3 Rules for Financial Safety Every University Student Can Follow

When children leave home to start their studies at college, they’re taking on an entirely new world to navigate. Not only does the level of education increase, but students also begin taking on multiple forms of independence — paying their own bills, feeding themselves and managing their own finances.

The process of mastering these tasks can take some time, and mistakes are sure to litter the path. However, big financial errors can plague young people and require years to fully recover from. It’s best to provide guidance from the start, to avoid damaged credit ratings, outstanding debts and other financial fallout.

With that in mind, here are three rules every college student should follow to maintain financial safety:

Keep Personal Financial Information Under Wraps

College is unfortunately the most common time for individuals to become the victims of identity theft. Multiple factors are at play. Close living quarters are often shared with other people, and many young college students are unaware of how easily their personal information can be stolen and used for fraudulent activity. Students need to take precautions with their personal information.

Another step that can be a huge benefit is enlisting the support of an identity theft protection service. Lifelock is one of many protective services that monitors your financial activity and information to identify potential fraudulent activity and protects you from having your identity stolen. These types of programs are an extra expense, but they provide a highly reliable layer of protection that can be invaluable to those naive to the risks they face.

Take Out as Few Loans as Possible

The cost of college is higher than ever, and it only continues to increase. The less loan money you can take during college, the less crushing your debt will be once you graduate and get a job. Fewer loans means savings on interest and more financial freedom when you get done with school.

Not taking loans is easier said than done — unless you have a plan. Get a part-time or summer job (or both), and put away money from each paycheck to cover your tuition and other school-related bills. Even if you can’t pay for the entire bill, covering part of it and reducing the amount of loans you take out can be a great way to graduate from college with a small student debt cloud hanging over your head.

Make a Budget and Monitor Your Spending

As soon as you know how much money you have for living expenses each month, draw up a budget that considers all your monthly bills and other expenses. Use online banking and other financial monitoring measures to track of how much you are spending in every category and keep your spending under control. By keeping track of where your money is going, you can make adjustments to your habits and avoid the overspending that can drain funds and lead to credit card debt.

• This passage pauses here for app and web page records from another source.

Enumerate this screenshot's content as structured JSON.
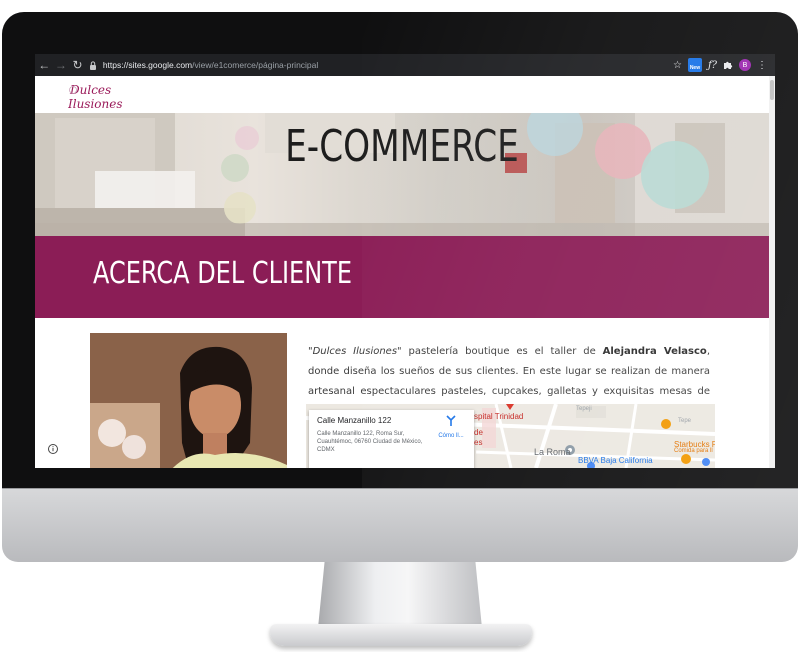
{
  "browser": {
    "url_host": "https://sites.google.com",
    "url_path": "/view/e1comerce/página-principal",
    "ext_new_label": "New",
    "ext_f_label": "ƒ?",
    "profile_initial": "B"
  },
  "site": {
    "logo_line1": "Dulces",
    "logo_line2": "Ilusiones",
    "hero_title": "E-COMMERCE",
    "banner_title": "ACERCA DEL CLIENTE",
    "desc": {
      "brand": "\"Dulces Ilusiones\"",
      "text1": " pastelería boutique es el taller de ",
      "owner": "Alejandra Velasco",
      "text2": ", donde diseña los sueños de sus clientes. En este lugar se realizan de manera artesanal espectaculares pasteles, cupcakes, galletas y exquisitas mesas de dulces para todo tipo de celebraciones."
    }
  },
  "map": {
    "place_title": "Calle Manzanillo 122",
    "place_address": "Calle Manzanillo 122, Roma Sur, Cuauhtémoc, 06760 Ciudad de México, CDMX",
    "directions_label": "Cómo ll...",
    "labels": {
      "hospital": "spital Trinidad",
      "de": "de",
      "es": "es",
      "la_roma": "La Roma",
      "bbva": "BBVA Baja California",
      "tepeji1": "Tepeji",
      "tepeji2": "Tepe",
      "starbucks": "Starbucks R",
      "starbucks_sub": "Comida para ll"
    }
  },
  "colors": {
    "brand_magenta": "#8b1d56",
    "logo_pink": "#9b1b5a"
  }
}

Any college student is prone to making mistakes here and there, but awareness and education can prevent the serious mistakes that can leave financial scars. Instead of hoping financial disaster doesn’t come your way, be proactive in managing your money while your young.